Giving up control in exchange of profit potential is never a good trade. You might disagree with me but the earnings reaction of a stock is a gamble with a 50/50 probabilty just like coin flipping.
Gambling on earnings means that you sit through earnings without any profit cushion so that you hazard the consequences of a -30% overnight gap down on you. Why would anybody do that unless he is a true gambler.
Remember to be the casino and not the gambler!
However if you have a large enough profit cushion you can sit through earnings with a reduced size. Always position size in a way so that a potential 30% earnings reaction against you would not make you blink!
I’d go so far and say that a earnings gambler will never be a net profitable full time trader.
Guess who was a gambler once? LITB gapping down in 2013 with me being long a full position cured me from “gambling” for all times.
Layer Nine: Use preset stop loss orders and have phone line to broker
This one is special because many traders disagree with me on that one.
I always set a stop loss order which my broker can actually see. But I never ever felt that someone was going for my stop. Shakeouts move typically end on a PLL so you simply place your stops in a proper way.
I would never even go to the bathroom without a stop. I experienced a couple flash crashes already in my 10 year career so I know the risk.
The other reason why you should use preset stop loss orders is because the internet can go down or the trading station of your broker can stop working (never happend to me with Interactive Brokers).
In such a case it also comes in handy when you have a direct telephone line to your broker. Most brokers only offer that for clients with larger accounts. But even if you still trade small it doesn’t hurt to simply ask, maybe you are lucky.
Layer Ten: Only trade in quality stocks
Create a quality baseline screening filter to make sure to only watch charts of quality stocks which are also in the focus of large stock market participants. Avoid all the rest and don’t even look at the charts.
A reasonable base-line filter is shown here. I also want to see good fundamentals. I focus on only two growth parameters. Forward EPS growth and/or quarter over quarter sales growth. You can also use our Stock Quality Checker to figure out if a certain stock fulfills our basic quality criteria.
If you want to become sensitive to the little price and volume clues of high potential growth stocks you must make sure to only watch these higher quality stocks. If you watch charts of penny stocks or other junk every liquid stock does look ‘good’ to you I suppose.
I am proud to only engage and trade in my own little stockmarket within the stockmarket.
Layer Eleven: Avoid stocks after a major bearish price & volume clue
A stock rarely shows a major price break without firing some warning shots, in the form of faulty price and volume action, before. Only consider going long stocks which showed some recent bullish clues and regained importand support level to make up for former weakness.

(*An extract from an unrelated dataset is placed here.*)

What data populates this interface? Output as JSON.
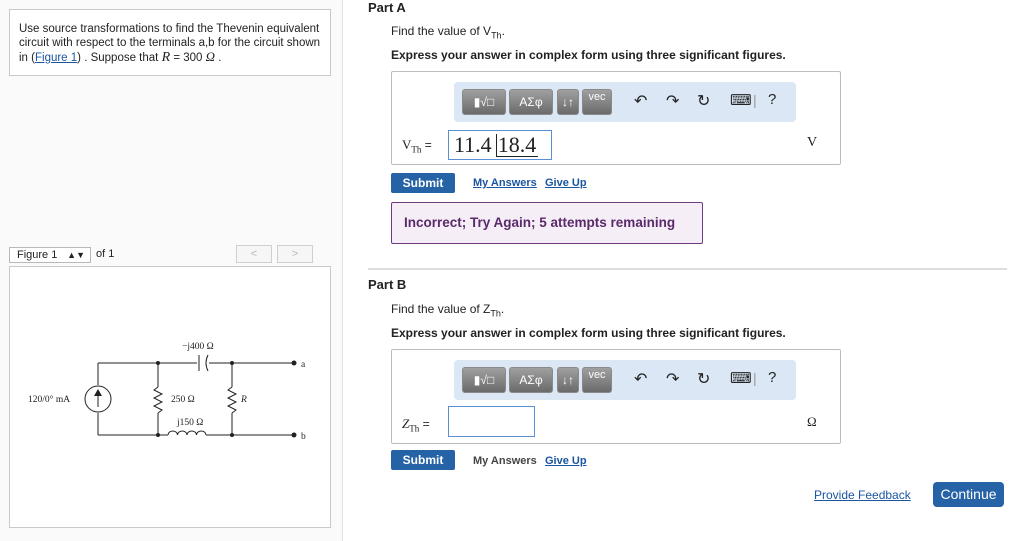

It is a time tested fact that a major price break is not an isolated event. When stocks break hard, a second break is just around the corner. As a matter of fact this rule is the basis of my approach to the short side. Whenever a former leading stock breaks through support on heavy volume I put it on a temporary short sale watchlist with the idea to hit it hard on any future weak rally into resistance. I adopted this approach from William O’Neil and Gil Morales and helps a ton with timing market corrections or the stock market in general.

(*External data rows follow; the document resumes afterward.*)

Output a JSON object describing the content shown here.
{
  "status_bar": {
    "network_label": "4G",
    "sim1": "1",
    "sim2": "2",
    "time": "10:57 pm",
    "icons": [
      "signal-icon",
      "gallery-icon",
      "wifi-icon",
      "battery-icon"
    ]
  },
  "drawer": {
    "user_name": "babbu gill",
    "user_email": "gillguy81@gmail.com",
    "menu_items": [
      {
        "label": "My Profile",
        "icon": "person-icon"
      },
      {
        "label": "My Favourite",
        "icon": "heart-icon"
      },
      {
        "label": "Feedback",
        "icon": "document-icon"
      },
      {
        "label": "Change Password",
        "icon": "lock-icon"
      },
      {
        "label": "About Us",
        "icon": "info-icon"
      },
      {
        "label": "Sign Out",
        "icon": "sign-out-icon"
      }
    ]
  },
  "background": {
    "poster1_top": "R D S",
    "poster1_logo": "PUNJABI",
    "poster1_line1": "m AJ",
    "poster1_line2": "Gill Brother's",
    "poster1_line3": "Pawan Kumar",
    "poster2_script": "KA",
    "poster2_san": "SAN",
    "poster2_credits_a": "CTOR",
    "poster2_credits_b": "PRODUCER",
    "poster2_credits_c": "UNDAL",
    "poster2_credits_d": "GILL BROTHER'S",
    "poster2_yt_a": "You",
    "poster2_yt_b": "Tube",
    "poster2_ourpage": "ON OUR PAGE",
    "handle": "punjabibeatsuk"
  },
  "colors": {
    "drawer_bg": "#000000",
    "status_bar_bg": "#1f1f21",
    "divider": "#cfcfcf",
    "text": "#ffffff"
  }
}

This makes clear that the odds are not in your favour when you try to fish for a bottom in a former leader after it flashed a nasty price break.

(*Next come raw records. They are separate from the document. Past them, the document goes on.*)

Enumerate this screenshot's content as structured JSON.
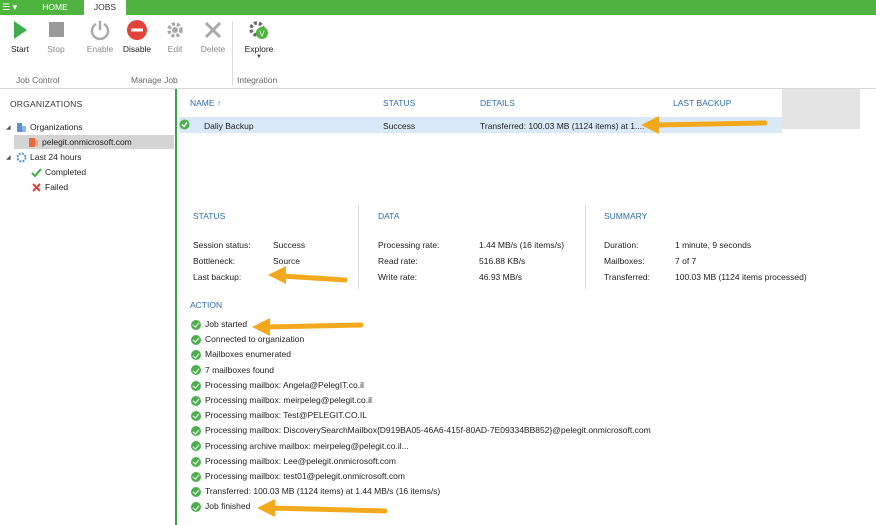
{
  "ribbon": {
    "tabs": {
      "home": "HOME",
      "jobs": "JOBS"
    },
    "buttons": {
      "start": "Start",
      "stop": "Stop",
      "enable": "Enable",
      "disable": "Disable",
      "edit": "Edit",
      "delete": "Delete",
      "explore": "Explore"
    },
    "groups": {
      "job_control": "Job Control",
      "manage_job": "Manage Job",
      "integration": "Integration"
    }
  },
  "nav": {
    "header": "ORGANIZATIONS",
    "organizations": "Organizations",
    "org_item": "pelegit.onmicrosoft.com",
    "last24": "Last 24 hours",
    "completed": "Completed",
    "failed": "Failed"
  },
  "grid": {
    "headers": {
      "name": "NAME ↑",
      "status": "STATUS",
      "details": "DETAILS",
      "last_backup": "LAST BACKUP"
    },
    "row": {
      "name": "Daliy Backup",
      "status": "Success",
      "details": "Transferred: 100.03 MB (1124 items) at 1...."
    }
  },
  "status": {
    "title": "STATUS",
    "session_label": "Session status:",
    "session_value": "Success",
    "bottleneck_label": "Bottleneck:",
    "bottleneck_value": "Source",
    "last_backup_label": "Last backup:"
  },
  "data": {
    "title": "DATA",
    "proc_label": "Processing rate:",
    "proc_value": "1.44 MB/s (16 items/s)",
    "read_label": "Read rate:",
    "read_value": "516.88 KB/s",
    "write_label": "Write rate:",
    "write_value": "46.93 MB/s"
  },
  "summary": {
    "title": "SUMMARY",
    "duration_label": "Duration:",
    "duration_value": "1 minute, 9 seconds",
    "mailboxes_label": "Mailboxes:",
    "mailboxes_value": "7 of 7",
    "transferred_label": "Transferred:",
    "transferred_value": "100.03 MB (1124 items processed)"
  },
  "action": {
    "title": "ACTION",
    "items": [
      "Job started",
      "Connected to organization",
      "Mailboxes enumerated",
      "7 mailboxes found",
      "Processing mailbox: Angela@PelegIT.co.il",
      "Processing mailbox: meirpeleg@pelegit.co.il",
      "Processing mailbox: Test@PELEGIT.CO.IL",
      "Processing mailbox: DiscoverySearchMailbox{D919BA05-46A6-415f-80AD-7E09334BB852}@pelegit.onmicrosoft.com",
      "Processing archive mailbox: meirpeleg@pelegit.co.il...",
      "Processing mailbox: Lee@pelegit.onmicrosoft.com",
      "Processing mailbox: test01@pelegit.onmicrosoft.com",
      "Transferred: 100.03 MB (1124 items) at 1.44 MB/s (16 items/s)",
      "Job finished"
    ]
  },
  "colors": {
    "accent_green": "#4fb43f",
    "header_blue": "#2f6ea8",
    "arrow_orange": "#f3a91d"
  }
}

Always apply all layers on top of each other in order to be properly shielded against big losses.
I fully adhere to my ‘safety net’ because I experienced first hand what can happen if I don’t. And if you believe that you need penny stocks and earnings gambling to make money in the stock market you are on the wrong track.
With such a multi layered protection in place you can now focus all your attention on developing an edge over other traders by improving your stock handling and chart reading skill over time.
If you do this you are on the winner cycle already and true stock market success in only a matter of time.